Following, you can find recommendations and information about AWS Snowball Edge device performance. This section describes performance in general terms, because on-premises environments have a different way of doing things—different network technologies, different hardware, different operating systems, different procedures, and so on.

The following table outlines how your network's transfer rate impacts how long it takes to fill a Snowball Edge device with data. Transferring smaller files reduces your transfer speed due to increased overhead. If you have many small files, we recommend that you zip them up into larger archives before transferring them onto a Snowball Edge device.

Rate (MB/s) 82 TB transfer time
800 1.22 days
450 2.11 days
400 2.37 days
300 3.16 days
277 3.42 days
200 4.75 days
100 9.49 days
60 15.53 days
30 31.06 days
10 85.42 days

To provide meaningful guidance about performance, the following sections describe how to determine when to use the AWS Snowball Edge device and how to get the most out of the service.

Performance Recommendations

The following practices are highly recommended, because they have the largest impact on improving the performance of your data transfer:

  • We recommend that you have no more than 500,000 files or directories within each directory.

  • We recommend that all files transferred to a Snowball Edge device be no smaller than 1 MB in size.

  • If you have many files smaller than 1 MB in size, we recommend that you zip them up into larger archives before transferring them onto a Snowball Edge device.

Speeding Up Data Transfer

One of the best ways that you can improve the performance of an AWS Snowball Edge device is to speed up the transfer of data going to and from a device. In general, you can improve the transfer speed from your data source to the device in the following ways. This following list is ordered from largest to smallest positive impact on performance:

  1. Perform multiple write operations at one time – To do this, run each command from multiple terminal windows on a computer with a network connection to a single AWS Snowball Edge device.

  2. Transfer small files in batches – Each copy operation has some overhead because of encryption. To speed up the process, batch files together in a single archive. When you batch files together, they can be auto-extracted when they are imported into Amazon S3. For more information, see Batching small files.

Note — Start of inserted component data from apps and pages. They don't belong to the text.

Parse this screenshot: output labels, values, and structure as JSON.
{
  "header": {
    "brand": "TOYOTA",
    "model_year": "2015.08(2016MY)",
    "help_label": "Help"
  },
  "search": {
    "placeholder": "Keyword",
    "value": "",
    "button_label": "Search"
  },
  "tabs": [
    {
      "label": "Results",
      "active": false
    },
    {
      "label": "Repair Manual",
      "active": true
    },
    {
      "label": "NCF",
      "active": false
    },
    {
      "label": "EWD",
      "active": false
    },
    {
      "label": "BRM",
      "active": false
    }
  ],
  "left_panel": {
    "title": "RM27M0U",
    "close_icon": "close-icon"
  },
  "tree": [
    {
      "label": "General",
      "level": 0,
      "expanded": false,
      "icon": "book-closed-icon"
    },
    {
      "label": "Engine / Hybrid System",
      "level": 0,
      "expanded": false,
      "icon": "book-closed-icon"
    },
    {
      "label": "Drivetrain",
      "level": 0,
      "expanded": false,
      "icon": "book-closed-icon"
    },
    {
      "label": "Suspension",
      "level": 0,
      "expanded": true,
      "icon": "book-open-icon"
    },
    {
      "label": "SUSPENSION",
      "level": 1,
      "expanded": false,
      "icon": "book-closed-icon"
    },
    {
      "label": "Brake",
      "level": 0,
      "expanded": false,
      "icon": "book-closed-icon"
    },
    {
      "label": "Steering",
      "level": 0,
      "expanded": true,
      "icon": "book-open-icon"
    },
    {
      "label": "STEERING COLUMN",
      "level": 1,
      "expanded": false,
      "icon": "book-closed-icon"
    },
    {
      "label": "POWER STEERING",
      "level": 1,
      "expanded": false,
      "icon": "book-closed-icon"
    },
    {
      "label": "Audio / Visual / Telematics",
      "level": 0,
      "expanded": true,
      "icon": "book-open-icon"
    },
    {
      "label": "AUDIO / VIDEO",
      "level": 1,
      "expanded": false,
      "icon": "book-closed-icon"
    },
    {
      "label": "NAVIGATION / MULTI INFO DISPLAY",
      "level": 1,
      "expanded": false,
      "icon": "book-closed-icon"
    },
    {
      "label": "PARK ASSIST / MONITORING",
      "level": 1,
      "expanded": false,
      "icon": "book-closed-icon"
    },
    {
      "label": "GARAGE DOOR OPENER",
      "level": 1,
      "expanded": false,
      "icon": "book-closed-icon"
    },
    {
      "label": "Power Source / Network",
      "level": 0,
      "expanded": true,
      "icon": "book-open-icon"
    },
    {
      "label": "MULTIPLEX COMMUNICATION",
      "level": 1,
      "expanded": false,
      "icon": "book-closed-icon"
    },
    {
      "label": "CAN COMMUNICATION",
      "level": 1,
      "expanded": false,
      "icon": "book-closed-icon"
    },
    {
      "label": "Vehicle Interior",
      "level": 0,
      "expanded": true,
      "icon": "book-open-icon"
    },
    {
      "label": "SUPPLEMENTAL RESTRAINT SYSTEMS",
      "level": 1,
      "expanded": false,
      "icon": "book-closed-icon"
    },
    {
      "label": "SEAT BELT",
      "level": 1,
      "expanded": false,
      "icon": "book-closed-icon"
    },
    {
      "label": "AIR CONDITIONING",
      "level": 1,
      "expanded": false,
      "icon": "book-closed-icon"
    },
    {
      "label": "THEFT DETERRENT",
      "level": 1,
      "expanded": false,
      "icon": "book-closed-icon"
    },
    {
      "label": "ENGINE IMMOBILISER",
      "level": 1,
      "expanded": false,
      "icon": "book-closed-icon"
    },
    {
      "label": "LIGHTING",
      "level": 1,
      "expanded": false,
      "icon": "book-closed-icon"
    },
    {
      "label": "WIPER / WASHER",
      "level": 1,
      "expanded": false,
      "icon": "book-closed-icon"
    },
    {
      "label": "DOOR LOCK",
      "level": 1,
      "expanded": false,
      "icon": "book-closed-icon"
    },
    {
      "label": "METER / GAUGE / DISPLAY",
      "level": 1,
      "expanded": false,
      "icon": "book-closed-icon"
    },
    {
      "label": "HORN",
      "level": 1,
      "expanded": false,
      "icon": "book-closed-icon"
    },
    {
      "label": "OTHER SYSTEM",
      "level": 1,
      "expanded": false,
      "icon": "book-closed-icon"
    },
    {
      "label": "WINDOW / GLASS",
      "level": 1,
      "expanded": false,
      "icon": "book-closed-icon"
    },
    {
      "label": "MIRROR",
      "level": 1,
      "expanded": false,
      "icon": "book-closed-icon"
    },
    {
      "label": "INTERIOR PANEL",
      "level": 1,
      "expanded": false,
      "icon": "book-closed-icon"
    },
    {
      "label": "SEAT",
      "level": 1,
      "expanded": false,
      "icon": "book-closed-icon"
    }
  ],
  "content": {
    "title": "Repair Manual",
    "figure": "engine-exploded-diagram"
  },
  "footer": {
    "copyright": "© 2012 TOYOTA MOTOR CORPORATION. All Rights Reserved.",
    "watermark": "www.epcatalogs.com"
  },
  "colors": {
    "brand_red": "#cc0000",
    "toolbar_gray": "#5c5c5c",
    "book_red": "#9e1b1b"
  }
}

  3. Don't perform other operations on files during transfer – Renaming files during transfer, changing their metadata, or writing data to the files during a copy operation has a negative impact on transfer performance. We recommend that your files remain in a static state while you transfer them.

  4. Reduce local network use – Your AWS Snowball Edge device communicates across your local network. So you can improve data transfer speeds by reducing other local network traffic between the AWS Snowball Edge device, the switch it's connected to, and the computer that hosts your data source.

  5. Eliminate unnecessary hops – We recommend that you set up your AWS Snowball Edge device, your data source, and the computer running the terminal connection between them so that they're the only machines communicating across a single switch. Doing so can improve data transfer speeds.